    A lot of noteable authors do it and it never fails to piss me off.

    I actually just did this myself with a story I finished writing. I know it and I know I have to fix it *sob*

  19. Sharon, (((Hugs))) Good luck with fixing it. I think it’s an easy thing to do, especially if you’re ready to see the backside of a story.

  20. Details for details’ sake drives me crazy. I’m all for description in scenes but I don’t need to know how many hairs are on the Hobbitt’s foot, or the color and consistency of the mud between his toes. Leave something for my imagination, for pity’s sake!

  21. A lot of things make me put aside books; poor writing, poor plotting, no plot, too much plot, etc. The only thing that makes me put aside an author forever is the “literary” ending.

    I can handle depressing endings, death endings, and endings that make me want to climb on the next Mars rover and hightail it off this planet. I’m a big girl and I don’t believe in HEA anyway. But if an author serves up an ending that has nothing to do with the story, is illogical in the extreme, and was obviously written in order to stick it to the reader while showing how cool the author is, that author’s books will never touch my shelves again.

    I have more authors that I don’t know if I can read anymore, notably: Charles Frazier, David Lindsey, Thomas Harris, China Mieville, and John Steinbeck. I think they’re all extremely talented, and I should read them again, but I took their books too personally, if that makes any sense.

  22. I have to weigh in on the abrupt ending too. Repetitiveness, esp if it smacks of a lazy way to fill pages just burns my a$$ and too much narrative especially if it’s navel gazing.

  23. EJ, I skim a lot of description too, which is why I have to force myself to add it when I’m writing. I want just enough to let the imagination take over. Other than that, forget it. 🙂

  24. PBW, It makes perfect sense. I don’t think writers should ever forget that their work is for the reader to consume. I mean you have to write the book for yourself, but it’s imperative that you never forget that the reader is along for the ride.

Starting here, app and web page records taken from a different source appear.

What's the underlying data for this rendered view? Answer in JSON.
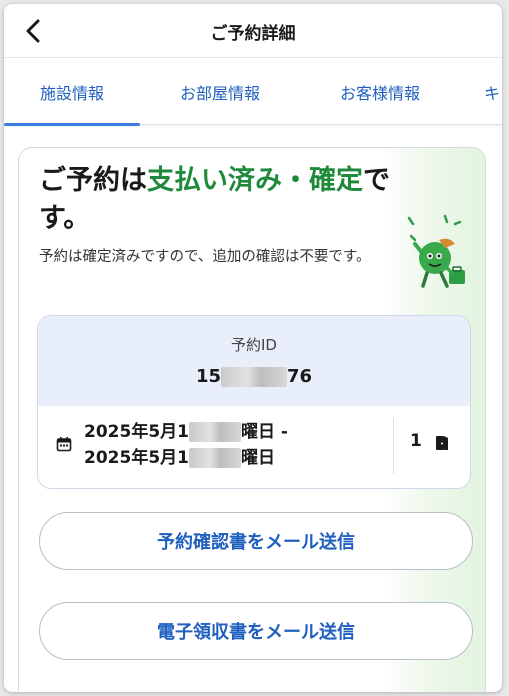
{
  "header": {
    "title": "ご予約詳細",
    "back_icon": "chevron-left-icon"
  },
  "tabs": [
    {
      "label": "施設情報",
      "active": true
    },
    {
      "label": "お部屋情報",
      "active": false
    },
    {
      "label": "お客様情報",
      "active": false
    },
    {
      "label": "キ",
      "active": false
    }
  ],
  "status": {
    "headline_prefix": "ご予約は",
    "headline_highlight": "支払い済み・確定",
    "headline_suffix": "です。",
    "description": "予約は確定済みですので、追加の確認は不要です。",
    "mascot_icon": "mascot-illustration"
  },
  "booking": {
    "id_label": "予約ID",
    "id_prefix": "15",
    "id_suffix": "76",
    "checkin_prefix": "2025年5月1",
    "checkin_suffix": "曜日 -",
    "checkout_prefix": "2025年5月1",
    "checkout_suffix": "曜日",
    "guest_count": "1",
    "calendar_icon": "calendar-icon",
    "room_icon": "door-icon"
  },
  "actions": {
    "email_confirmation": "予約確認書をメール送信",
    "email_receipt": "電子領収書をメール送信"
  },
  "colors": {
    "accent_blue": "#1f5fbf",
    "tab_indicator": "#3b7de0",
    "status_green": "#1e8a3a",
    "booking_header_bg": "#e8eefa"
  }
}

  25. Cece, I don’t like a lot of narrative either. It’s like the author assumes the reader can’t remember what they’ve already read. I think it comes from the rule of three that so many subscribe to.

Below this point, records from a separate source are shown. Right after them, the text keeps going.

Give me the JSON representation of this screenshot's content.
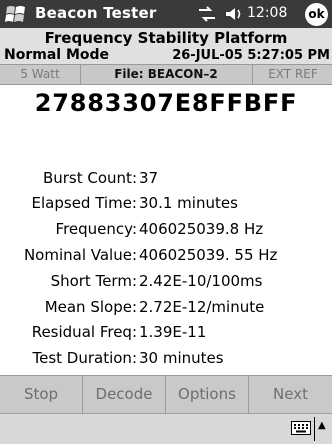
{
  "titlebar": {
    "app_title": "Beacon Tester",
    "time": "12:08",
    "ok_label": "ok",
    "start_icon": "windows-flag-icon",
    "connectivity_icon": "connectivity-icon",
    "volume_icon": "speaker-icon"
  },
  "header": {
    "platform": "Frequency Stability Platform",
    "mode": "Normal Mode",
    "datetime": "26-JUL-05 5:27:05 PM"
  },
  "infobar": {
    "watt": "5 Watt",
    "file": "File: BEACON–2",
    "ext_ref": "EXT REF"
  },
  "beacon_id": "27883307E8FFBFF",
  "readings": [
    {
      "label": "Burst Count:",
      "value": "37"
    },
    {
      "label": "Elapsed Time:",
      "value": "30.1 minutes"
    },
    {
      "label": "Frequency:",
      "value": "406025039.8 Hz"
    },
    {
      "label": "Nominal Value:",
      "value": "406025039.  55 Hz"
    },
    {
      "label": "Short Term:",
      "value": "2.42E-10/100ms"
    },
    {
      "label": "Mean Slope:",
      "value": "2.72E-12/minute"
    },
    {
      "label": "Residual Freq:",
      "value": "1.39E-11"
    },
    {
      "label": "Test Duration:",
      "value": "30 minutes"
    }
  ],
  "buttons": {
    "stop": "Stop",
    "decode": "Decode",
    "options": "Options",
    "next": "Next"
  },
  "statusbar": {
    "keyboard_icon": "keyboard-icon",
    "arrow_icon": "caret-up-icon"
  },
  "colors": {
    "titlebar_bg": "#3a3a3a",
    "header_bg": "#e0e0e0",
    "infobar_bg": "#c8c8c8",
    "buttonbar_bg": "#c9c9c9",
    "disabled_text": "#7a7a7a"
  }
}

  26. Good topic, Jordan! First on my list is confusing dark with psychotic (or any other psych disorder). Next, you have a hero and heroine, make them HEROIC. This is a story, let them have at it and rise to the occasion. Heroism can be manifest in small and great acts. Another: Continually restating the same damn information. I read a horror/thriller novel where one character lived with two women. This was an obvious fantasy of the author, because he harped on it in EVERY one of the chapters. Using nearly the same words. But said relationship had NOTHING to do with the story line in any way, shape or form, and was only about a minor character. Weird and annoying. If you restate info because it’s part of story, where your character is communicating and the restate is crucial to who the character is (like women, just after delivery, tend to redescribe – it’s a psych thing) I’m cool with it. Last: obvious author contrivance. Yes, the book itself is contrived, however, when it’s so heavy handed you feel clubbed whilst reading, man, that just sucks. Especially if you really like the characters. You feel bad for them.

  27. Ursula, Those are all really good points and I agree. Books are a lot like movies. There are so many things that can potentially go wrong that could ruin the experience.

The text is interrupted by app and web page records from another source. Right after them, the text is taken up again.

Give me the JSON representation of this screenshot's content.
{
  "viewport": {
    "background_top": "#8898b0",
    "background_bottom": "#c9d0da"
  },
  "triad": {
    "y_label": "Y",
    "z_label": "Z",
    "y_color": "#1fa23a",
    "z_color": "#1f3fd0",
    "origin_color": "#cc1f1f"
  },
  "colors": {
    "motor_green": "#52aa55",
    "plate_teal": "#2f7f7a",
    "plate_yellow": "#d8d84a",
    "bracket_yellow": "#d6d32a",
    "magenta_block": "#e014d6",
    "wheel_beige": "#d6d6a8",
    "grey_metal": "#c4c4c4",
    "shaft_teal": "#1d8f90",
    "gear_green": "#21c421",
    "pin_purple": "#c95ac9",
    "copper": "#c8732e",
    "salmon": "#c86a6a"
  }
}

  28. I’m with May. I’ve put books aside never to pick them up again because of words the author has used over and over and over and over again. That is really distracting. Yanks me right out of the story.